“Now, let’s not get ahead of ourselves here”, the Sheriff said. “I’m going to call in the rest of my men. I’ll call the volunteer fireman to come help. If you two know anyone else that can help, call them.”
Eventually the Sheriff had a good number of men to use. He wanted to star with the hay field. While you could see a man if he was standing you might easily miss one who was lying there. He lined the men up a few feet aHankrt and got ready to comb the field. The man were willing enough but weren’t happy about this idea. Hay fields would hide a man lying there as well as a snake lying there.

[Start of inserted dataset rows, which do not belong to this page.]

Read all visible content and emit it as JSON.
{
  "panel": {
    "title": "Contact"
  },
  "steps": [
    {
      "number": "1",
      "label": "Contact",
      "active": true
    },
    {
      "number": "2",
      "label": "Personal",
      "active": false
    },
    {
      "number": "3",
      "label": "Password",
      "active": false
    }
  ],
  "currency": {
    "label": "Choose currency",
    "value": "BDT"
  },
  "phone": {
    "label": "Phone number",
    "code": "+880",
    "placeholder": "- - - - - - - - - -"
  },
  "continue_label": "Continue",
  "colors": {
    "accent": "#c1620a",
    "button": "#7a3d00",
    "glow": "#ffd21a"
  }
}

There aren’t too many people who want to walk where snakes live. Certainly none of those kind were here.
Ma was one of the people who preferred to avoid snakes. She said to the Sheriff, “Hey, why don’t you get one of those helicopters to fly over. That way, you can look straight down and we don’t have to walk through here.”
“Well, Ma, I don’t have a helicopter for one thing. I don’t know where I could get one for another. We want to find him or not?”
Well, yes, they did, snakes or no snakes. They traipsed across the hay field slowly so as to not miss Hank or a snake either. Nothing, there was nothing found. The Sheriff announced he was going to put a missing person report out. That was about all he could do.
The volunteers began leaving reluctantly but knowing they had done all they could. Pete and Tom were standing with ma trying to console her but not knowing the right words. Tom looked at the hogs abs said to Pete, “Pete, do those hogs look funny to you?”
“Huh? Whatta ya mean by funny. They look like any other hogs, fat and fed and watered.”
Ma got a crazy look on her face and quietly said, “Oh, God.”
“Hank! Hank! You alright? You were starin’ off inta space.”
Hank shook himself out of the daydream. He looked at those hogs. He now knew that hogs looked at him the same way he looked at them.
The Rob Saga is available as an ebook and in paperback. It is available at Createspace and Amazon.
There are people living on the edge in what is called Appalachia. They're called ridgerunners, rednecks, hillbillies and backwoods mountaineers. No one thinks of them very often. They don't earn much to society's standards.They stay where they are because they love the area. They are hard workers when they have work and self-sufficient to an extent not known to "outsiders." They are also very funny; they have a great sense of humor about themselves.
They are the salt of the earth and the backbone of America. Their stories are America's stories. These are the stories Of Appalachia.
Book is available as an e-book or in Paperback.
More stories of the people of Appalachia.
More of Joe Bob, Bubba and Earl, Mosh Henry and all of the rest of the good folks in Wabash County.
Book is available as an e-book or in Paperback.